#### [Your objective]
Return the data below in full. Keep each character unchanged.

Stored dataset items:
BEGIN
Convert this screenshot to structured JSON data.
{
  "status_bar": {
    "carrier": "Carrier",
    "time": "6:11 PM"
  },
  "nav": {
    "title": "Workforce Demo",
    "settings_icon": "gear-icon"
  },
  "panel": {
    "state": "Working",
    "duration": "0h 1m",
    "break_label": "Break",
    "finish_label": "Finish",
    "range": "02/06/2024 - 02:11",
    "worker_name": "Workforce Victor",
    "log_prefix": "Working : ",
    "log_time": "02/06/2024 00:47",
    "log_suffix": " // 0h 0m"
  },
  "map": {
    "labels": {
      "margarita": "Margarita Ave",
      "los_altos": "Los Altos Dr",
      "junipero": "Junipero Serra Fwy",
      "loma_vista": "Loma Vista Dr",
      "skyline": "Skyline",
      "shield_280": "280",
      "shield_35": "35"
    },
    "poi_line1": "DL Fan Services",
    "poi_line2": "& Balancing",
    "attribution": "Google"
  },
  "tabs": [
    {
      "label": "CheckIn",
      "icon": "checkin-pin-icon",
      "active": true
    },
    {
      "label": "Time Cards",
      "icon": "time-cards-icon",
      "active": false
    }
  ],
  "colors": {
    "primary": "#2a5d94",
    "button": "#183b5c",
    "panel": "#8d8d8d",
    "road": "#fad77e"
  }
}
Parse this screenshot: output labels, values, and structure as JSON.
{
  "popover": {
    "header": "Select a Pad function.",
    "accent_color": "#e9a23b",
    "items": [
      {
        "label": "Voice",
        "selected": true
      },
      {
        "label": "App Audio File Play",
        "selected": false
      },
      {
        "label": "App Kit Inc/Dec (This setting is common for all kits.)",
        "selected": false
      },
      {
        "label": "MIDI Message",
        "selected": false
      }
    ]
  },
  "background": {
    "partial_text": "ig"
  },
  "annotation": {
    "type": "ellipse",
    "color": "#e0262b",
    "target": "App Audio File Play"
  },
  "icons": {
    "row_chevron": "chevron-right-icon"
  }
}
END
#### [Reply]
Convert this screenshot to structured JSON data.
{
  "status_bar": {
    "carrier": "Carrier",
    "time": "6:11 PM"
  },
  "nav": {
    "title": "Workforce Demo",
    "settings_icon": "gear-icon"
  },
  "panel": {
    "state": "Working",
    "duration": "0h 1m",
    "break_label": "Break",
    "finish_label": "Finish",
    "range": "02/06/2024 - 02:11",
    "worker_name": "Workforce Victor",
    "log_prefix": "Working : ",
    "log_time": "02/06/2024 00:47",
    "log_suffix": " // 0h 0m"
  },
  "map": {
    "labels": {
      "margarita": "Margarita Ave",
      "los_altos": "Los Altos Dr",
      "junipero": "Junipero Serra Fwy",
      "loma_vista": "Loma Vista Dr",
      "skyline": "Skyline",
      "shield_280": "280",
      "shield_35": "35"
    },
    "poi_line1": "DL Fan Services",
    "poi_line2": "& Balancing",
    "attribution": "Google"
  },
  "tabs": [
    {
      "label": "CheckIn",
      "icon": "checkin-pin-icon",
      "active": true
    },
    {
      "label": "Time Cards",
      "icon": "time-cards-icon",
      "active": false
    }
  ],
  "colors": {
    "primary": "#2a5d94",
    "button": "#183b5c",
    "panel": "#8d8d8d",
    "road": "#fad77e"
  }
}
Parse this screenshot: output labels, values, and structure as JSON.
{
  "popover": {
    "header": "Select a Pad function.",
    "accent_color": "#e9a23b",
    "items": [
      {
        "label": "Voice",
        "selected": true
      },
      {
        "label": "App Audio File Play",
        "selected": false
      },
      {
        "label": "App Kit Inc/Dec (This setting is common for all kits.)",
        "selected": false
      },
      {
        "label": "MIDI Message",
        "selected": false
      }
    ]
  },
  "background": {
    "partial_text": "ig"
  },
  "annotation": {
    "type": "ellipse",
    "color": "#e0262b",
    "target": "App Audio File Play"
  },
  "icons": {
    "row_chevron": "chevron-right-icon"
  }
}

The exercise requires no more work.